Universal Orlando’s 30-acre nightclub mall CityWalk is found in the front yard shared by both Universal theme parks. Drinks are strong and the liveliness is bolstered partly by regular concerts at its Hard Rock Live venue, but it could use a refresh and some pertinence. There is no charge to enter the common area, which is a boon because that allows anyone to tour around before deciding whether they want to pay to enter any clubs. Buying a $12 CityWalk Party Pass ($15 if you want a movie ticket at its AMC Cineplex, too) from any of the kiosks at the complex grants you unlimited admission to any and all of them on a given night; the clubs usually open after 9pm and are otherwise $7 a pop. Some of them serve food during the day and turn into nightspots late, and others open only in the evening. All Universal park tickets with multiday admission automatically come with one Party Pass.
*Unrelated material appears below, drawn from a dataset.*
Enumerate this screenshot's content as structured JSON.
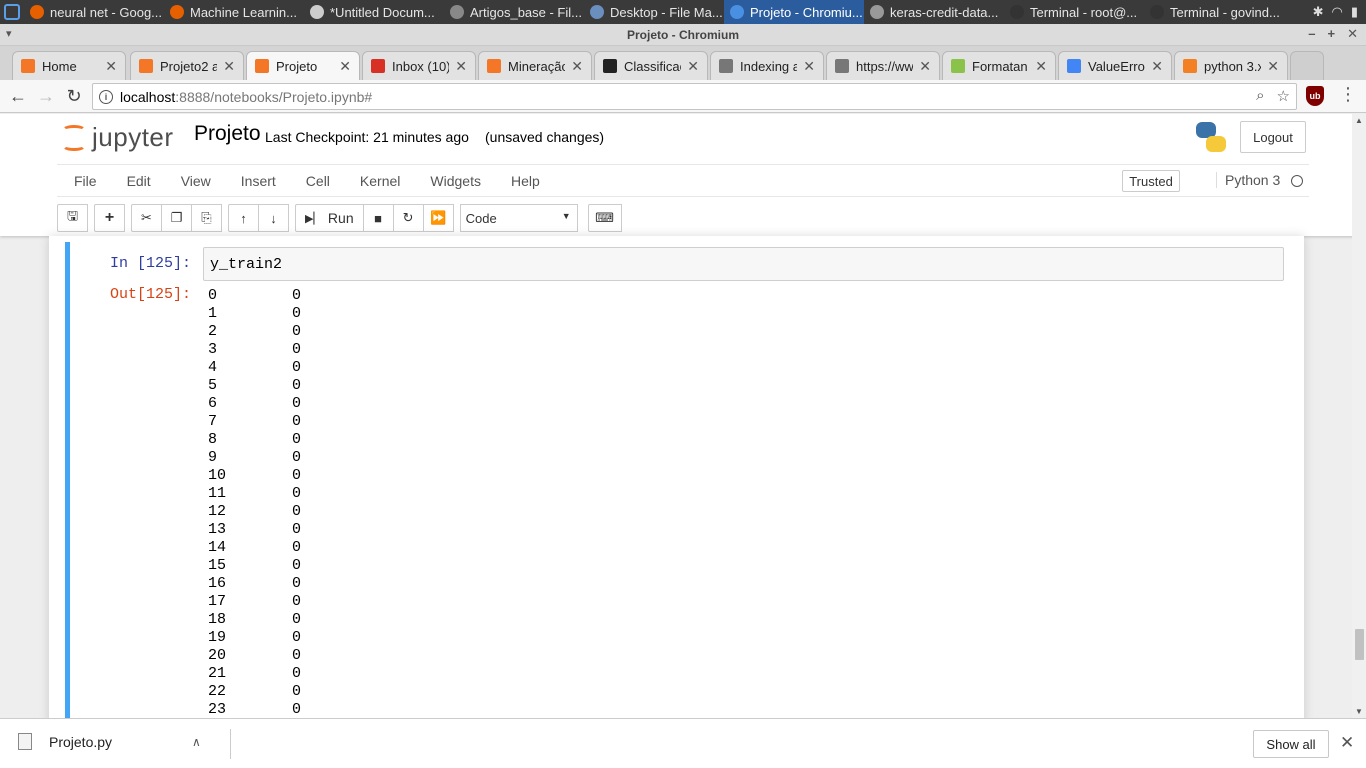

Finally, there’s a package that buys a prix-fixe dinner at four of CityWalk’s restaurants with a ticket to the Cineplex for $22. Many clubs only admit patrons 21 or older because drinking is permitted outdoors anywhere in CityWalk.

Check the "Calendar" section of Friday's Orlando Sentinel for up-to-the-minute details on local clubs, visiting performers, concerts, and events. Many of its listings are also online at www.orlandosentinel.com. The Orlando Weekly, published every Thursday, is a free magazine found in red boxes throughout Central Florida. It highlights more offbeat performances. You can see it online at www.orlandoweekly.com. Another good source on the Internet is www.visitorlando.com, operated by the Orlando/Orange County Convention & Visitors Bureau.
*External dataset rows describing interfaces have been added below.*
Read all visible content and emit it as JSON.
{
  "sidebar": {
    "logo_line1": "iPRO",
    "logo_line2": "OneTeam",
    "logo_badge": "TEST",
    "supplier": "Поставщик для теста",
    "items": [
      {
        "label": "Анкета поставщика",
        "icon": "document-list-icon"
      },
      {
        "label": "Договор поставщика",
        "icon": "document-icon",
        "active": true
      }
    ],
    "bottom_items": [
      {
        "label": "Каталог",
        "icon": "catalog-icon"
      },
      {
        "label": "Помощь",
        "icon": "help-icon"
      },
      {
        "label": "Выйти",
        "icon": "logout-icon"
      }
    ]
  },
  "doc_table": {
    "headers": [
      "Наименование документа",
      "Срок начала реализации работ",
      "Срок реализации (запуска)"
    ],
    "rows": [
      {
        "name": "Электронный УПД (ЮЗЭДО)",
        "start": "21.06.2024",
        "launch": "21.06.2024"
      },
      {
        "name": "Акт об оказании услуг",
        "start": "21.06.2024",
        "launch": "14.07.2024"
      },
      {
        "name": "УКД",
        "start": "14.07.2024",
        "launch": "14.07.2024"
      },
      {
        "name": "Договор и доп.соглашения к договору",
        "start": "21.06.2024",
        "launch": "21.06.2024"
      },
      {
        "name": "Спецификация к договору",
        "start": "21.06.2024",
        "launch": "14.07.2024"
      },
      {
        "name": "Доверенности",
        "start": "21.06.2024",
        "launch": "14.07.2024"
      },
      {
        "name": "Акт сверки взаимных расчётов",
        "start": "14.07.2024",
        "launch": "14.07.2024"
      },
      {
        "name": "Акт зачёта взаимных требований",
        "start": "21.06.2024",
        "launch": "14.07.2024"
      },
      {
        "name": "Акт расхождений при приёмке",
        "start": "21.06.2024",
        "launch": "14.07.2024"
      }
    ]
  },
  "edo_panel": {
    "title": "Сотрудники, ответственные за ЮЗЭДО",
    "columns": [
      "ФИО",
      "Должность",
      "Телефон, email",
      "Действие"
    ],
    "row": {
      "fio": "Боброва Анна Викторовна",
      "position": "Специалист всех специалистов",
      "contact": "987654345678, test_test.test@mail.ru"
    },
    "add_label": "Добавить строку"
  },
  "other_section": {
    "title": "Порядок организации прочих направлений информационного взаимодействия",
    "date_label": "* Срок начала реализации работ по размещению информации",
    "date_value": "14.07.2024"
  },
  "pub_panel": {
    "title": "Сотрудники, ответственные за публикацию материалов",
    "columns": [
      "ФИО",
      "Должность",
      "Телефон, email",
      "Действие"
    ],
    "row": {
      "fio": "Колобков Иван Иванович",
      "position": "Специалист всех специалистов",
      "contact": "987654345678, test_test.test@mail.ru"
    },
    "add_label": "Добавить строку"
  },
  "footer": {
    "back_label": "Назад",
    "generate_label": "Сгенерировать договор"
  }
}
A Night Out -- Several of the higher-priced Disney resorts -- including Animal Kingdom Lodge, Beach Club, Grand Floridian Resort & Spa, and Wilderness Lodge, as well as the Polynesian Resort -- have supervised kid care, usually from 4 or 4:30pm to midnight daily ($11.25 per child 4-12 per hour, dinner and activities included; tel. 407/939-3463). Disney also offers in-room sitters through Kid's Night Out (tel. 407/827-5444). The Walt Disney World Dolphin, an "official" resort, offers a supervised child-care program as well.

The Performing Arts

While Disney occasionally hosts classical music acts, you'll usually have to go downtown to get a taste of the traditional arts.

Disney does not turn into a pumpkin when the sun goes down, offering plenty of nighttime entertainment, including laser-light shows, fireworks, IllumiNations, and Fantasmic!. There are also two distinctly different dinner shows worthy of special note, the Hoop-Dee-Doo Musical Revue and Disney's Spirit of Aloha, and a third show that's an occasional player. Note: While they offer family-friendly entertainment, don't expect haute cuisine. The food, though good, takes a back seat to the show.

If You're Lucky . . . -- Mickey's Backyard BBQ (407/939-3463; www.disneyworld.com) is offered at Pioneer Hall at Disney's Fort Wilderness Resort & Campground, where Tom Sawyer and Huck Finn allow you onto their home turf to have a thigh-slapping time and a feast in a covered outdoor pavilion. Expect Mickey and his pals to join you for a meal that includes barbecued pork ribs, chicken, cheeseburgers, hot dogs, corn on the cob, baked beans, mac and cheese, watermelon, beer, wine, lemonade, iced tea, and dessert. $57 adults, $33 kids 3–9. Thurs and Sat (also Tues, Fri in peak season), Mar–Dec, but the weather plays a big factor and shows are canceled at times, so call ahead. Advance Reservations are accepted up to 180 days ahead. Payment in full is expected at the time of booking.

Note: This information was accurate when it was published, but can change without notice. Please be sure to confirm all rates and details directly with the companies in question before planning your trip.